-- DATA follows --

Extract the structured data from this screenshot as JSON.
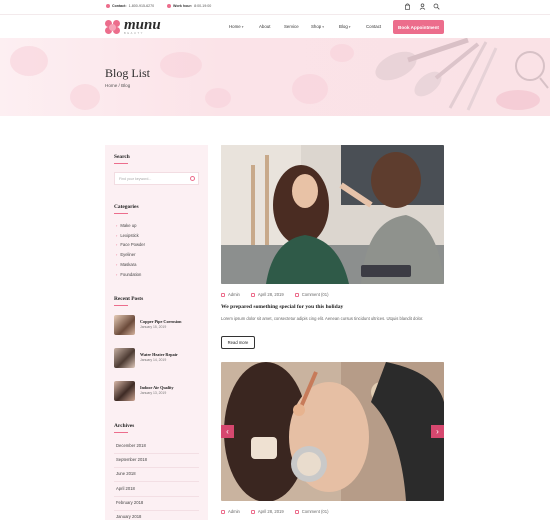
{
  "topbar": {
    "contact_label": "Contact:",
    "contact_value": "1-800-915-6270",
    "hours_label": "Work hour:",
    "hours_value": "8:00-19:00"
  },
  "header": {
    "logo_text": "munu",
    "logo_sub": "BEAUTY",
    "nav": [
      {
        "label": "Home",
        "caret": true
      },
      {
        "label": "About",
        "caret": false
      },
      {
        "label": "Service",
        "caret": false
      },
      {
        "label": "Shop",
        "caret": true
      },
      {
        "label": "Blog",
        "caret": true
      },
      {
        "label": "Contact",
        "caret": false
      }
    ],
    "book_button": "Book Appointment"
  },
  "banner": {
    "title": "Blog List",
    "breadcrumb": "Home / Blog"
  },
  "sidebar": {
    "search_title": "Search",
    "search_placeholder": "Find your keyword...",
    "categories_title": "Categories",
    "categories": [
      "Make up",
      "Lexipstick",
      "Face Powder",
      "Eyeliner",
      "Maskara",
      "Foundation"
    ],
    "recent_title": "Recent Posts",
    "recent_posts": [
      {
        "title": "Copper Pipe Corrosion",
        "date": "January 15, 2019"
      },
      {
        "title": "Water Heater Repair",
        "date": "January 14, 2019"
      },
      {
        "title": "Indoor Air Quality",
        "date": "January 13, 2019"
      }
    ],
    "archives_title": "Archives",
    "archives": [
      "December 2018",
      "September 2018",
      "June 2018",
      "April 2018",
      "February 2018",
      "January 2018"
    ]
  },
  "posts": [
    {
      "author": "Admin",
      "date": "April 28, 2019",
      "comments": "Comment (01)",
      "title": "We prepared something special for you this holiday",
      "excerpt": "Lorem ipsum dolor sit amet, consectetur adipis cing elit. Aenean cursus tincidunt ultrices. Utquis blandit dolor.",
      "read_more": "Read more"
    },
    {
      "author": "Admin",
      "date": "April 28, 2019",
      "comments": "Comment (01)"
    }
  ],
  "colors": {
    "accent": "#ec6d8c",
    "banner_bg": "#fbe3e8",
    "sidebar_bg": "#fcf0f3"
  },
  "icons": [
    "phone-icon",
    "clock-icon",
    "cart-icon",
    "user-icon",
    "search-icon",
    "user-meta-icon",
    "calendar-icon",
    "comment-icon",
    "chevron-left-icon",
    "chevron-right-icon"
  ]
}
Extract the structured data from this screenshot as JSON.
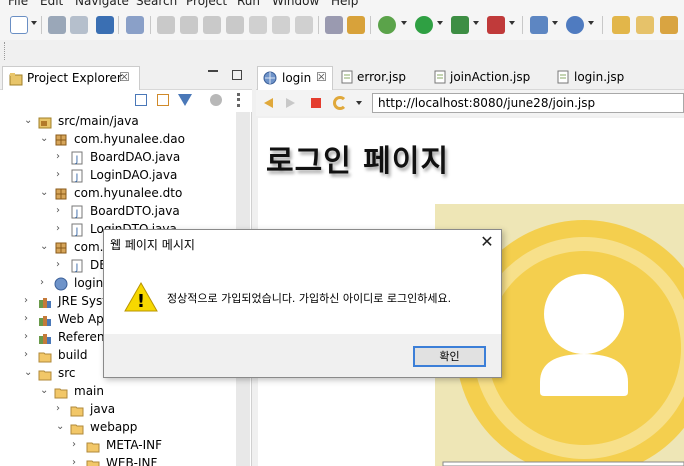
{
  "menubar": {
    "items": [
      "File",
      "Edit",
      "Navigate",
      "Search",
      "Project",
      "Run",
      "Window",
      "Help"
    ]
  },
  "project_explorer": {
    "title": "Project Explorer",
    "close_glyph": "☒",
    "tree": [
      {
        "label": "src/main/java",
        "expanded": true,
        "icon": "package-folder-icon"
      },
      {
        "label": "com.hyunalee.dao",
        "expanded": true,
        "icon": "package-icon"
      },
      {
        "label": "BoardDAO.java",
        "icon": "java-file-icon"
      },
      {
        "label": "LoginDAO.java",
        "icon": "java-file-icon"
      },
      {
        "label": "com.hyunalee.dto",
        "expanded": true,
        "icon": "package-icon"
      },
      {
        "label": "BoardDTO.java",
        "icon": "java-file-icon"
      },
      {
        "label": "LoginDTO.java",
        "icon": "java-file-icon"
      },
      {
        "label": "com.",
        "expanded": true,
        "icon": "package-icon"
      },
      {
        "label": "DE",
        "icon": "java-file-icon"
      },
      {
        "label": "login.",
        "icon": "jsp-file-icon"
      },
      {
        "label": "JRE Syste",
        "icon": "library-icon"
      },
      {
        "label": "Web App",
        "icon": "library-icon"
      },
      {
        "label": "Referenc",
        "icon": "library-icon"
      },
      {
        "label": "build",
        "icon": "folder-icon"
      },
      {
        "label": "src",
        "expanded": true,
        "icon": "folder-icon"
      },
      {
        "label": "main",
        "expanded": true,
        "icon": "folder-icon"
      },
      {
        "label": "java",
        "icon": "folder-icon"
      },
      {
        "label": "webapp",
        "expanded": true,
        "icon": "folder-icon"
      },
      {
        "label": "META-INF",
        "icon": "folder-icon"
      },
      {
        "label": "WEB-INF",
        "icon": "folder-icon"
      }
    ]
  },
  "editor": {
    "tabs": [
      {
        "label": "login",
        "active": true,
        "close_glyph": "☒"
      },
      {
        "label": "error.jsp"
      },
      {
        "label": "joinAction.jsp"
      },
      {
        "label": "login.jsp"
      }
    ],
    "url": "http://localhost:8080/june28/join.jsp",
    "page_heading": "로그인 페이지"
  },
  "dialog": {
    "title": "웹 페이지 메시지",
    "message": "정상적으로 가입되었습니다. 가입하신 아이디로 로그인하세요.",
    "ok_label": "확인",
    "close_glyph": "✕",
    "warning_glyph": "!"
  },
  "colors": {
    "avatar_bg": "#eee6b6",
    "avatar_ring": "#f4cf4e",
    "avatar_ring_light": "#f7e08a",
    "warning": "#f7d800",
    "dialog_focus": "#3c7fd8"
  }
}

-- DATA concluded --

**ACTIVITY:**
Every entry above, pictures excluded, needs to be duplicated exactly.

**SOLUTION FOR THIS EXERCISE:**
Extract the structured data from this screenshot as JSON.
{
  "topbar": {
    "contact_label": "Contact:",
    "contact_value": "1-800-915-6270",
    "hours_label": "Work hour:",
    "hours_value": "8:00-19:00"
  },
  "header": {
    "logo_text": "munu",
    "logo_sub": "BEAUTY",
    "nav": [
      {
        "label": "Home",
        "caret": true
      },
      {
        "label": "About",
        "caret": false
      },
      {
        "label": "Service",
        "caret": false
      },
      {
        "label": "Shop",
        "caret": true
      },
      {
        "label": "Blog",
        "caret": true
      },
      {
        "label": "Contact",
        "caret": false
      }
    ],
    "book_button": "Book Appointment"
  },
  "banner": {
    "title": "Blog List",
    "breadcrumb": "Home / Blog"
  },
  "sidebar": {
    "search_title": "Search",
    "search_placeholder": "Find your keyword...",
    "categories_title": "Categories",
    "categories": [
      "Make up",
      "Lexipstick",
      "Face Powder",
      "Eyeliner",
      "Maskara",
      "Foundation"
    ],
    "recent_title": "Recent Posts",
    "recent_posts": [
      {
        "title": "Copper Pipe Corrosion",
        "date": "January 15, 2019"
      },
      {
        "title": "Water Heater Repair",
        "date": "January 14, 2019"
      },
      {
        "title": "Indoor Air Quality",
        "date": "January 13, 2019"
      }
    ],
    "archives_title": "Archives",
    "archives": [
      "December 2018",
      "September 2018",
      "June 2018",
      "April 2018",
      "February 2018",
      "January 2018"
    ]
  },
  "posts": [
    {
      "author": "Admin",
      "date": "April 28, 2019",
      "comments": "Comment (01)",
      "title": "We prepared something special for you this holiday",
      "excerpt": "Lorem ipsum dolor sit amet, consectetur adipis cing elit. Aenean cursus tincidunt ultrices. Utquis blandit dolor.",
      "read_more": "Read more"
    },
    {
      "author": "Admin",
      "date": "April 28, 2019",
      "comments": "Comment (01)"
    }
  ],
  "colors": {
    "accent": "#ec6d8c",
    "banner_bg": "#fbe3e8",
    "sidebar_bg": "#fcf0f3"
  },
  "icons": [
    "phone-icon",
    "clock-icon",
    "cart-icon",
    "user-icon",
    "search-icon",
    "user-meta-icon",
    "calendar-icon",
    "comment-icon",
    "chevron-left-icon",
    "chevron-right-icon"
  ]
}
Extract the structured data from this screenshot as JSON.
{
  "menubar": {
    "items": [
      "File",
      "Edit",
      "Navigate",
      "Search",
      "Project",
      "Run",
      "Window",
      "Help"
    ]
  },
  "project_explorer": {
    "title": "Project Explorer",
    "close_glyph": "☒",
    "tree": [
      {
        "label": "src/main/java",
        "expanded": true,
        "icon": "package-folder-icon"
      },
      {
        "label": "com.hyunalee.dao",
        "expanded": true,
        "icon": "package-icon"
      },
      {
        "label": "BoardDAO.java",
        "icon": "java-file-icon"
      },
      {
        "label": "LoginDAO.java",
        "icon": "java-file-icon"
      },
      {
        "label": "com.hyunalee.dto",
        "expanded": true,
        "icon": "package-icon"
      },
      {
        "label": "BoardDTO.java",
        "icon": "java-file-icon"
      },
      {
        "label": "LoginDTO.java",
        "icon": "java-file-icon"
      },
      {
        "label": "com.",
        "expanded": true,
        "icon": "package-icon"
      },
      {
        "label": "DE",
        "icon": "java-file-icon"
      },
      {
        "label": "login.",
        "icon": "jsp-file-icon"
      },
      {
        "label": "JRE Syste",
        "icon": "library-icon"
      },
      {
        "label": "Web App",
        "icon": "library-icon"
      },
      {
        "label": "Referenc",
        "icon": "library-icon"
      },
      {
        "label": "build",
        "icon": "folder-icon"
      },
      {
        "label": "src",
        "expanded": true,
        "icon": "folder-icon"
      },
      {
        "label": "main",
        "expanded": true,
        "icon": "folder-icon"
      },
      {
        "label": "java",
        "icon": "folder-icon"
      },
      {
        "label": "webapp",
        "expanded": true,
        "icon": "folder-icon"
      },
      {
        "label": "META-INF",
        "icon": "folder-icon"
      },
      {
        "label": "WEB-INF",
        "icon": "folder-icon"
      }
    ]
  },
  "editor": {
    "tabs": [
      {
        "label": "login",
        "active": true,
        "close_glyph": "☒"
      },
      {
        "label": "error.jsp"
      },
      {
        "label": "joinAction.jsp"
      },
      {
        "label": "login.jsp"
      }
    ],
    "url": "http://localhost:8080/june28/join.jsp",
    "page_heading": "로그인 페이지"
  },
  "dialog": {
    "title": "웹 페이지 메시지",
    "message": "정상적으로 가입되었습니다. 가입하신 아이디로 로그인하세요.",
    "ok_label": "확인",
    "close_glyph": "✕",
    "warning_glyph": "!"
  },
  "colors": {
    "avatar_bg": "#eee6b6",
    "avatar_ring": "#f4cf4e",
    "avatar_ring_light": "#f7e08a",
    "warning": "#f7d800",
    "dialog_focus": "#3c7fd8"
  }
}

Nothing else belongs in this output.